▸ **Work item**: Restate, in full and unchanged, the entries that follow, but not their pictures.
[The data Boundary: Start]
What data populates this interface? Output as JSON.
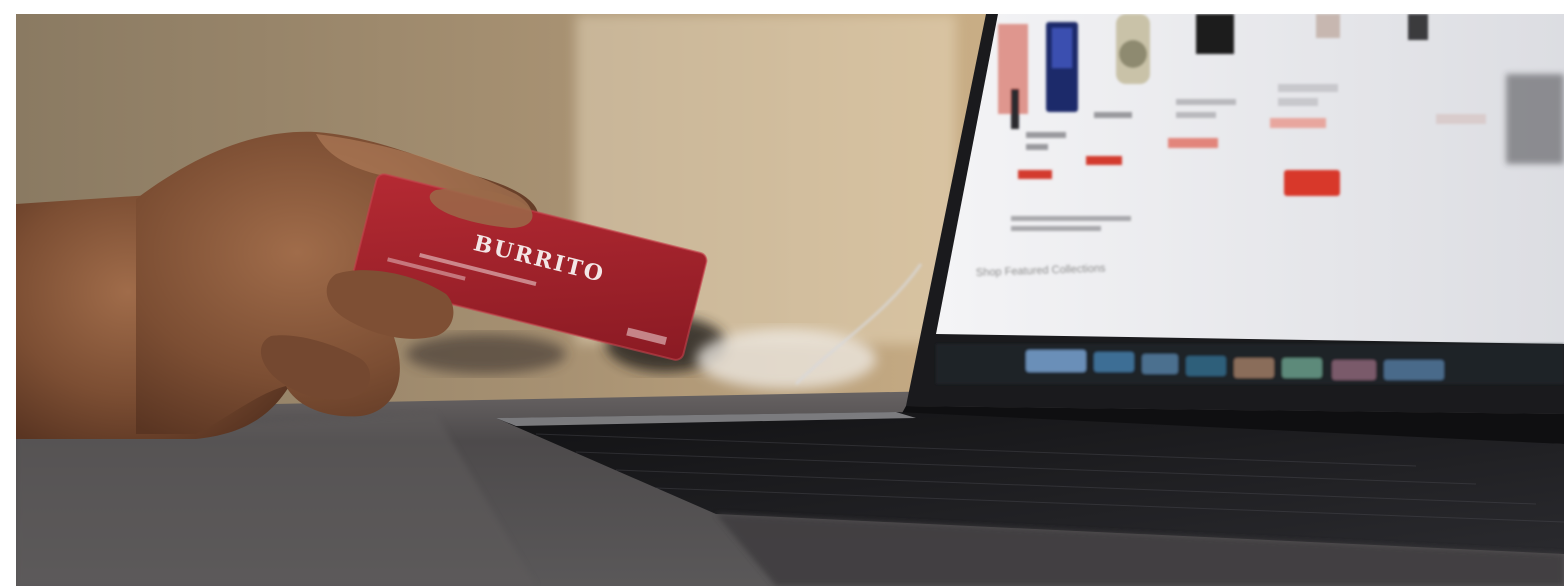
{
  "photo": {
    "subject": "online-shopping-photo",
    "card_brand_text": "BURRITO",
    "laptop_screen_heading": "Shop Featured Collections",
    "colors": {
      "card_red": "#a2222c",
      "laptop_dark": "#1e1e22",
      "screen_bg": "#e9eaee",
      "price_red": "#d33a2e",
      "wall_tan": "#b59a76",
      "desk_gray": "#4d4b4c"
    }
  }
}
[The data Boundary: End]
▸ **Task answer**:
What data populates this interface? Output as JSON.
{
  "photo": {
    "subject": "online-shopping-photo",
    "card_brand_text": "BURRITO",
    "laptop_screen_heading": "Shop Featured Collections",
    "colors": {
      "card_red": "#a2222c",
      "laptop_dark": "#1e1e22",
      "screen_bg": "#e9eaee",
      "price_red": "#d33a2e",
      "wall_tan": "#b59a76",
      "desk_gray": "#4d4b4c"
    }
  }
}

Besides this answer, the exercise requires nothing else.